◆ **Raw data**
******************************
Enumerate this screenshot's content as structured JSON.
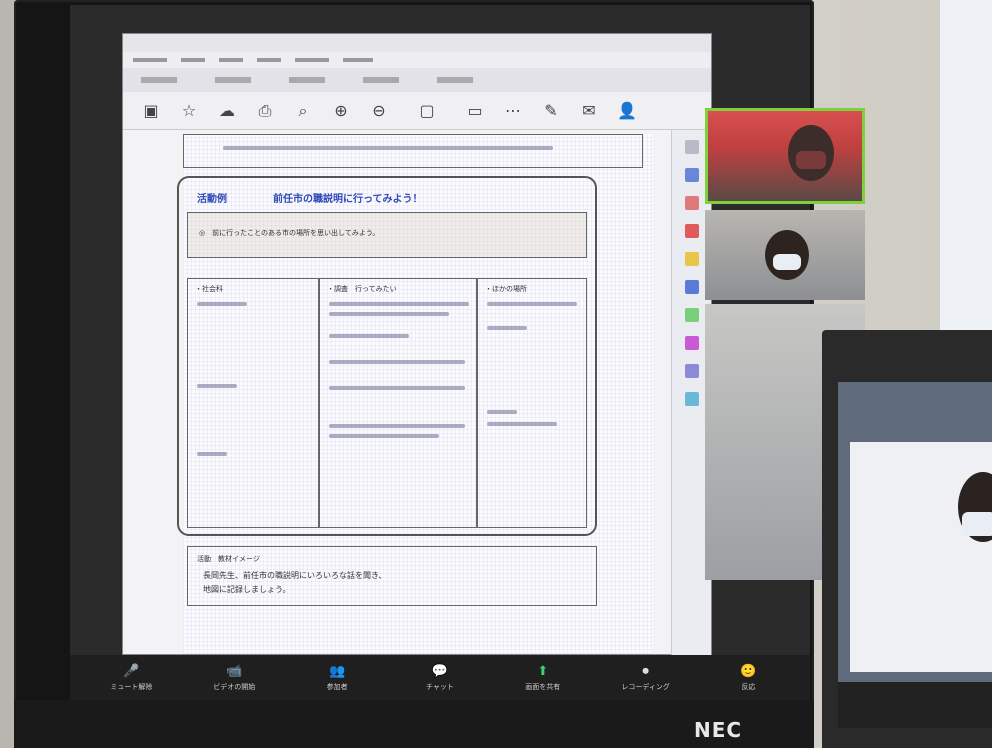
{
  "monitor_brand": "NEC",
  "pdf_viewer": {
    "title": "",
    "page": {
      "section_number": "活動例",
      "section_heading": "前任市の職説明に行ってみよう！",
      "note_text": "◎　前に行ったことのある市の場所を思い出してみよう。",
      "col_left_header": "・社会科",
      "col_mid_header": "・調査　行ってみたい",
      "col_right_header": "・ほかの場所",
      "footer_title": "活動　教材イメージ",
      "footer_line_1": "長岡先生、前任市の職説明にいろいろな話を聞き、",
      "footer_line_2": "地図に記録しましょう。"
    }
  },
  "zoom_controls": [
    {
      "icon": "🎤",
      "label": "ミュート解除"
    },
    {
      "icon": "📹",
      "label": "ビデオの開始"
    },
    {
      "icon": "👥",
      "label": "参加者"
    },
    {
      "icon": "💬",
      "label": "チャット"
    },
    {
      "icon": "⬆",
      "label": "画面を共有"
    },
    {
      "icon": "⏺",
      "label": "レコーディング"
    },
    {
      "icon": "🙂",
      "label": "反応"
    }
  ]
}
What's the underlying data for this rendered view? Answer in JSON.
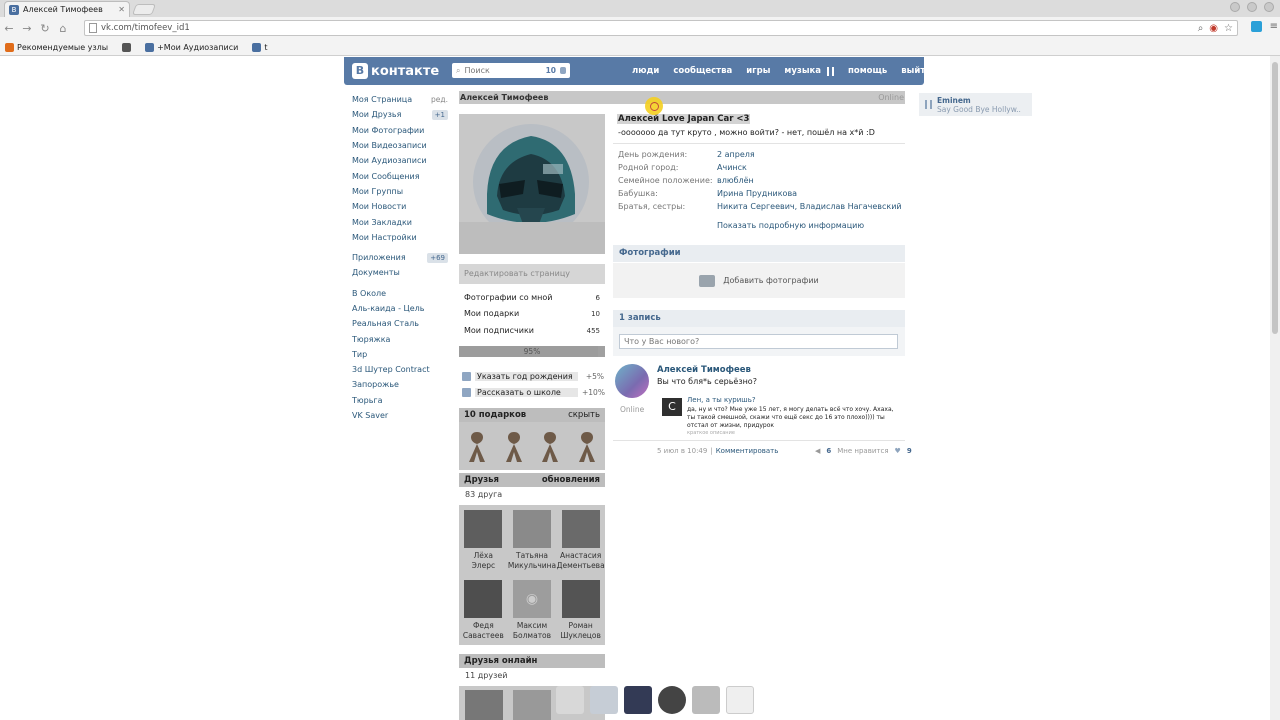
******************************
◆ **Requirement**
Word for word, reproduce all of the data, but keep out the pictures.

◆ **Written reply**
Enumerate this screenshot's content as structured JSON.
{
  "monitor_brand": "NEC",
  "pdf_viewer": {
    "title": "",
    "page": {
      "section_number": "活動例",
      "section_heading": "前任市の職説明に行ってみよう！",
      "note_text": "◎　前に行ったことのある市の場所を思い出してみよう。",
      "col_left_header": "・社会科",
      "col_mid_header": "・調査　行ってみたい",
      "col_right_header": "・ほかの場所",
      "footer_title": "活動　教材イメージ",
      "footer_line_1": "長岡先生、前任市の職説明にいろいろな話を聞き、",
      "footer_line_2": "地図に記録しましょう。"
    }
  },
  "zoom_controls": [
    {
      "icon": "🎤",
      "label": "ミュート解除"
    },
    {
      "icon": "📹",
      "label": "ビデオの開始"
    },
    {
      "icon": "👥",
      "label": "参加者"
    },
    {
      "icon": "💬",
      "label": "チャット"
    },
    {
      "icon": "⬆",
      "label": "画面を共有"
    },
    {
      "icon": "⏺",
      "label": "レコーディング"
    },
    {
      "icon": "🙂",
      "label": "反応"
    }
  ]
}
What's the underlying data for this rendered view? Answer in JSON.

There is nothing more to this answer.